■ Raw data ■
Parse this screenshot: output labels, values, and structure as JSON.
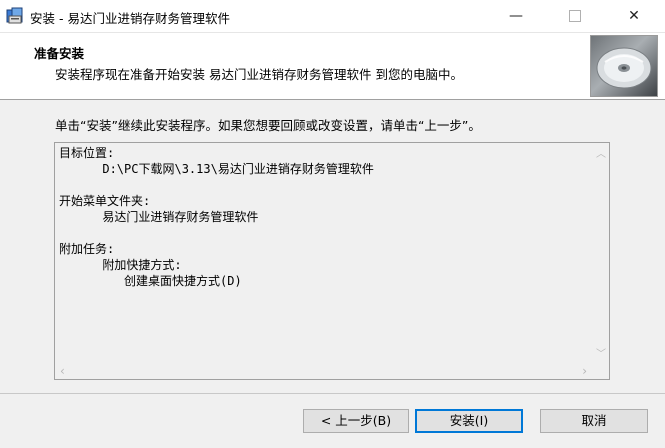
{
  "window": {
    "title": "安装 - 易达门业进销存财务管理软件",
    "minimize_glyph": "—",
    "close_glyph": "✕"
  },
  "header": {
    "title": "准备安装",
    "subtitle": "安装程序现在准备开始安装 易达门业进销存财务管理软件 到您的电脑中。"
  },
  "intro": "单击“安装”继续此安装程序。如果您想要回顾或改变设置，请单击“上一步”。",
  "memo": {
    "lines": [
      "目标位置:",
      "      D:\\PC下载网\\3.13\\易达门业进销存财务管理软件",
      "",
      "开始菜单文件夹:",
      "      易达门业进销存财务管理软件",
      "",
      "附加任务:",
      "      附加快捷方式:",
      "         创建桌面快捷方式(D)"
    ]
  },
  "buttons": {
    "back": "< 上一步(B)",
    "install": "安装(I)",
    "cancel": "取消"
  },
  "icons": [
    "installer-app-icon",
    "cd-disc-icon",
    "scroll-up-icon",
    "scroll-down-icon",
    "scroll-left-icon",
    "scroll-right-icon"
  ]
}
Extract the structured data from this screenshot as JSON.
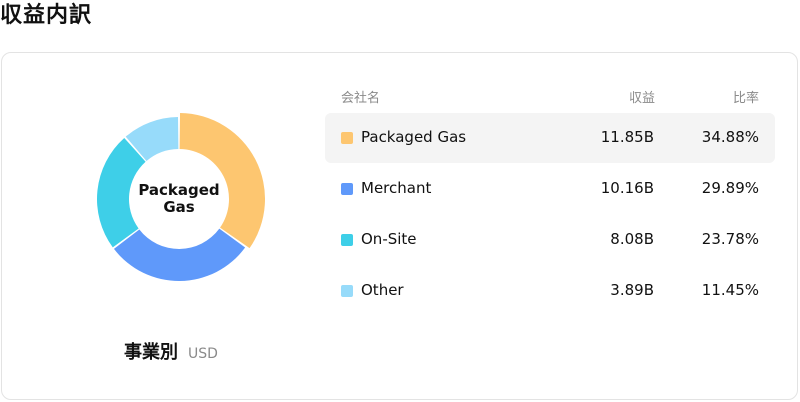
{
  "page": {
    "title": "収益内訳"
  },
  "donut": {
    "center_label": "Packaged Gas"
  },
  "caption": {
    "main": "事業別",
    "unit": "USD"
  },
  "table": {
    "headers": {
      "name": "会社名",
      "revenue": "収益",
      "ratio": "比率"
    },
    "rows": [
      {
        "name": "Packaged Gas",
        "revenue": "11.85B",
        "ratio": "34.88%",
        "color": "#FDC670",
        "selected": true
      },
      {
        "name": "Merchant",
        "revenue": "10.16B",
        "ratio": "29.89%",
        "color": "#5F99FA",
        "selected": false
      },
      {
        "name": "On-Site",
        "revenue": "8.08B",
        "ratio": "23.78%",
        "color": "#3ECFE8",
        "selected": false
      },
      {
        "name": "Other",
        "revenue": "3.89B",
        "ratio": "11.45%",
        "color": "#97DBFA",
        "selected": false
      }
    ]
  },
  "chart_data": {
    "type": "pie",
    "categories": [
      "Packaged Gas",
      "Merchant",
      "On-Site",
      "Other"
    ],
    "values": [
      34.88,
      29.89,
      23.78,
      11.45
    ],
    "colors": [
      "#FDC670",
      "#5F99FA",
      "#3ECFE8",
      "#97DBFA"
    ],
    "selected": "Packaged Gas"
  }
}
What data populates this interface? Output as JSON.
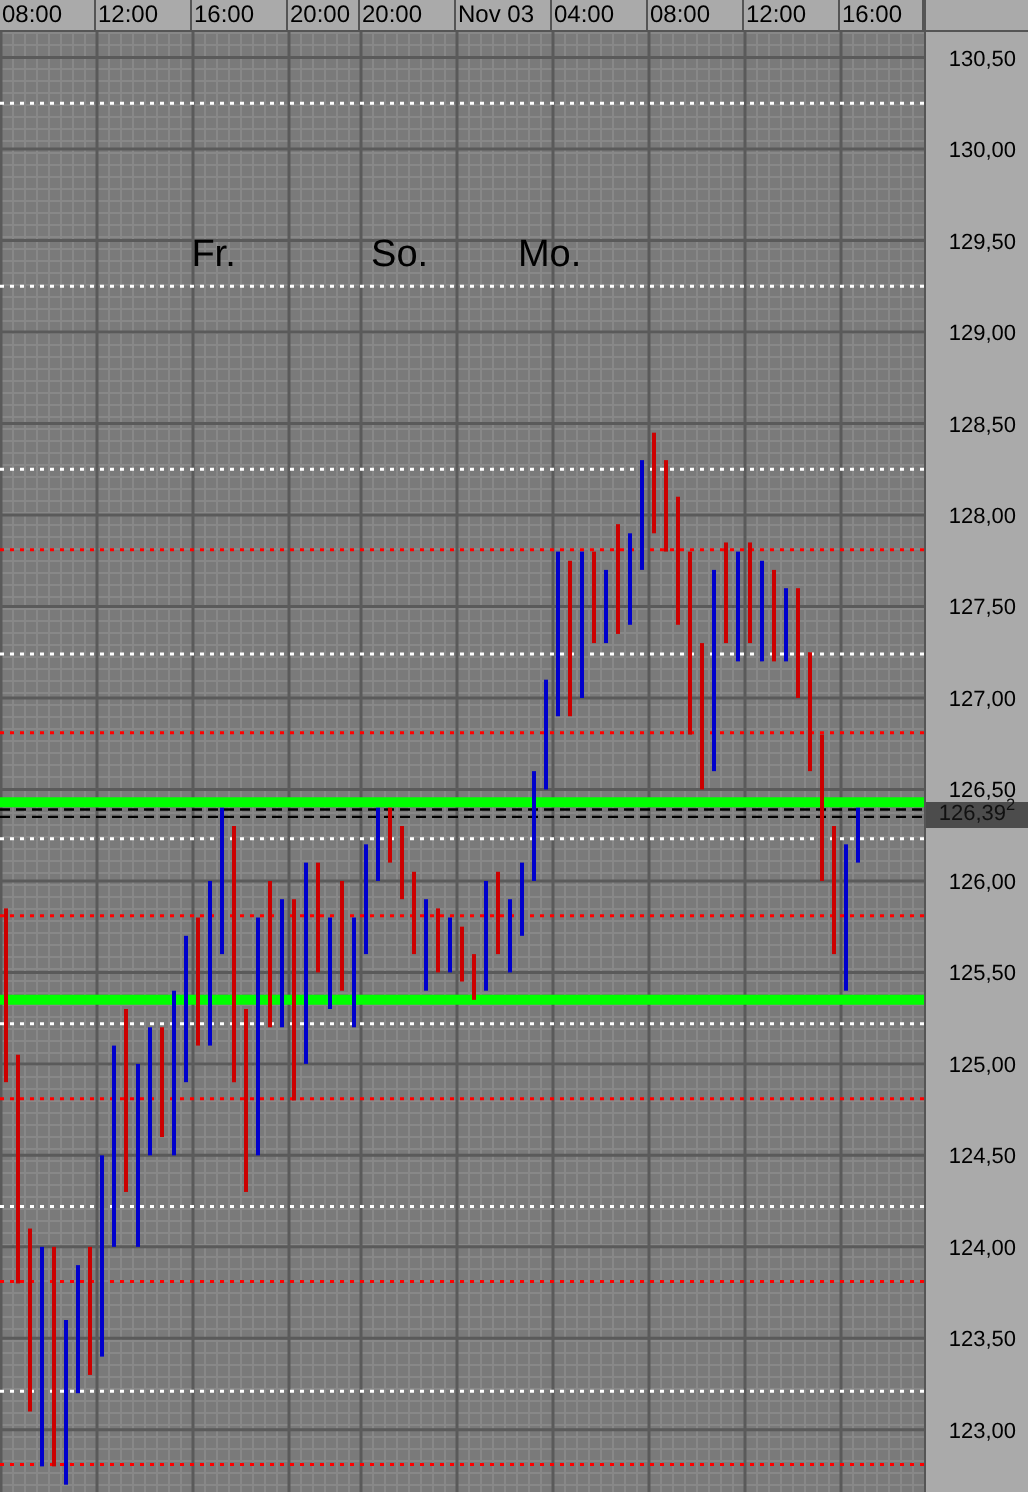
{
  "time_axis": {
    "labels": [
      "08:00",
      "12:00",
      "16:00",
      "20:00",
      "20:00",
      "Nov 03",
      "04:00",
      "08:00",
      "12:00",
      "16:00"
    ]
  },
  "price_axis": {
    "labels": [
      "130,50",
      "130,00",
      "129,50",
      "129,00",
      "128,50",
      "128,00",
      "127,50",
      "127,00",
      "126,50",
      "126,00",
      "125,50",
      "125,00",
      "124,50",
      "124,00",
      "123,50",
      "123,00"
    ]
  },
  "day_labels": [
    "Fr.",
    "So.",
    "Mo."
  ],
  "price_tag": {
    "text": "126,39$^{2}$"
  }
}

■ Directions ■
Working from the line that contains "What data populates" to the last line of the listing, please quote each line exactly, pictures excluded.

■ Reply to the exercise ■
What data populates this interface? Output as JSON.
{
  "time_axis": {
    "labels": [
      "08:00",
      "12:00",
      "16:00",
      "20:00",
      "20:00",
      "Nov 03",
      "04:00",
      "08:00",
      "12:00",
      "16:00"
    ]
  },
  "price_axis": {
    "labels": [
      "130,50",
      "130,00",
      "129,50",
      "129,00",
      "128,50",
      "128,00",
      "127,50",
      "127,00",
      "126,50",
      "126,00",
      "125,50",
      "125,00",
      "124,50",
      "124,00",
      "123,50",
      "123,00"
    ]
  },
  "day_labels": [
    "Fr.",
    "So.",
    "Mo."
  ],
  "price_tag": {
    "text": "126,39$^{2}$"
  }
}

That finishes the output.